The three men are partners in Alberta Aerial Imaging and Mapping, a Red Deer business that’s seeking to capitalize on the commercial applications of drones — or as they prefer to call them, unmanned aerial vehicles (UAVs).
“It’s definitely picking up and it’s going to get big in the near future,” said Praud of the demand for UAV services.
Obvious uses include photos and video of subjects like farmyards, homes and even wedding parties. Mount an infrared camera on a UAV, and it provides a way to scout farm crops for evidence of disease; switch to a thermal imaging camera, and it can help firefighters detect hot spots in the aftermath of a blaze, or assist search and rescue personnel in locating missing people.
McLaren, who’s worked in environmental drilling for the past decade, is excited about the potential for 3D mapping to facilitate spill assessments. Inspections of infrastructure like power lines and bridges could also be conducted with UAVs, he said.
Praud, who is an IT specialist, listed flood management, municipal planning, disaster response and insurance surveying as other applications.
Giesbrecht, who also operates Red Deer’s Tri-West Security, thinks a UAV with thermal imaging capabilities could be a useful tool for the security industry.
“It would be a huge bonus for a security guard to know what’s out there in the dark, especially with construction sites,” he said.
It was this potential that led Giesbrecht to McLaren and Praud. Soon after, he decided to invest in their fledgling business.
Longtime UAV enthusiasts, McLaren and Praud had been pondering the jump from recreational to commercial flying for some time. They decided to take that step last fall.
Alberta Aerial’s fleet currently consists of six UAVs: three hexacopters and one quadcopter. It also operates fixed-wing aircraft.
High-end commercial UAVs can cost as much as $70,000, but their capabilities are impressive.
“I’ve seen people flying as far as 50 km away,” said Praud, describing how operators can use “first-person view” goggles to fly using their UAV’s camera image.
As far as vertical distance is concerned, the sky is literally the limit.
“I watched a video of a guy taking off at the base camp of Everest,” said McLaren, adding that UAVs can ascend past the point of visibility.
However, commercial operators never test the limits of their equipment, he stressed.
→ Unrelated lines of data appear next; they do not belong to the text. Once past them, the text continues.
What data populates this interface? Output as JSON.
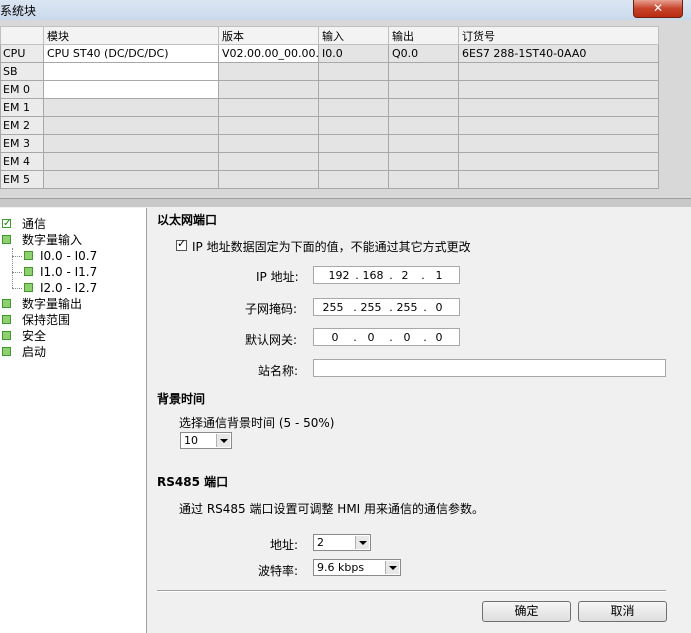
{
  "window": {
    "title": "系统块",
    "close_label": "✕"
  },
  "modules": {
    "headers": [
      "",
      "模块",
      "版本",
      "输入",
      "输出",
      "订货号"
    ],
    "rows": [
      {
        "slot": "CPU",
        "module": "CPU ST40 (DC/DC/DC)",
        "version": "V02.00.00_00.00...",
        "input": "I0.0",
        "output": "Q0.0",
        "order": "6ES7 288-1ST40-0AA0"
      },
      {
        "slot": "SB",
        "module": "",
        "version": "",
        "input": "",
        "output": "",
        "order": ""
      },
      {
        "slot": "EM 0",
        "module": "",
        "version": "",
        "input": "",
        "output": "",
        "order": ""
      },
      {
        "slot": "EM 1",
        "module": "",
        "version": "",
        "input": "",
        "output": "",
        "order": ""
      },
      {
        "slot": "EM 2",
        "module": "",
        "version": "",
        "input": "",
        "output": "",
        "order": ""
      },
      {
        "slot": "EM 3",
        "module": "",
        "version": "",
        "input": "",
        "output": "",
        "order": ""
      },
      {
        "slot": "EM 4",
        "module": "",
        "version": "",
        "input": "",
        "output": "",
        "order": ""
      },
      {
        "slot": "EM 5",
        "module": "",
        "version": "",
        "input": "",
        "output": "",
        "order": ""
      }
    ]
  },
  "tree": {
    "items": [
      {
        "label": "通信"
      },
      {
        "label": "数字量输入"
      },
      {
        "label": "I0.0 - I0.7"
      },
      {
        "label": "I1.0 - I1.7"
      },
      {
        "label": "I2.0 - I2.7"
      },
      {
        "label": "数字量输出"
      },
      {
        "label": "保持范围"
      },
      {
        "label": "安全"
      },
      {
        "label": "启动"
      }
    ]
  },
  "ethernet": {
    "title": "以太网端口",
    "fixed_ip_label": "IP 地址数据固定为下面的值，不能通过其它方式更改",
    "ip_label": "IP 地址:",
    "ip": [
      "192",
      "168",
      "2",
      "1"
    ],
    "subnet_label": "子网掩码:",
    "subnet": [
      "255",
      "255",
      "255",
      "0"
    ],
    "gateway_label": "默认网关:",
    "gateway": [
      "0",
      "0",
      "0",
      "0"
    ],
    "station_label": "站名称:",
    "station_value": ""
  },
  "background": {
    "title": "背景时间",
    "select_label": "选择通信背景时间 (5 - 50%)",
    "value": "10"
  },
  "rs485": {
    "title": "RS485 端口",
    "description": "通过 RS485 端口设置可调整 HMI 用来通信的通信参数。",
    "address_label": "地址:",
    "address_value": "2",
    "baud_label": "波特率:",
    "baud_value": "9.6 kbps"
  },
  "buttons": {
    "ok": "确定",
    "cancel": "取消"
  }
}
Transport Canada regulations typically restrict UAVs to a 90-metre ceiling and require that they remain in clear view of their operators.
Alberta Aerial is insured and goes through a checklist of potential hazards before sending its units aloft, said Giesbrecht. The locations of airports, power lines and bystanders are all considered.
He, McLaren and Praud are conscious of the public’s perception of UAVs, noting that many people worry about being spied upon or otherwise affected by the aircraft. Some concerns are justified, but these typically relate to untrained users who don’t follow safety protocols.
“Anybody can go to a hobby shop and pick up a toy and then fly irresponsibly,” noted Praud.
Additional information about Alberta Aerial and its UAV services can be found online at www.aaim.ca.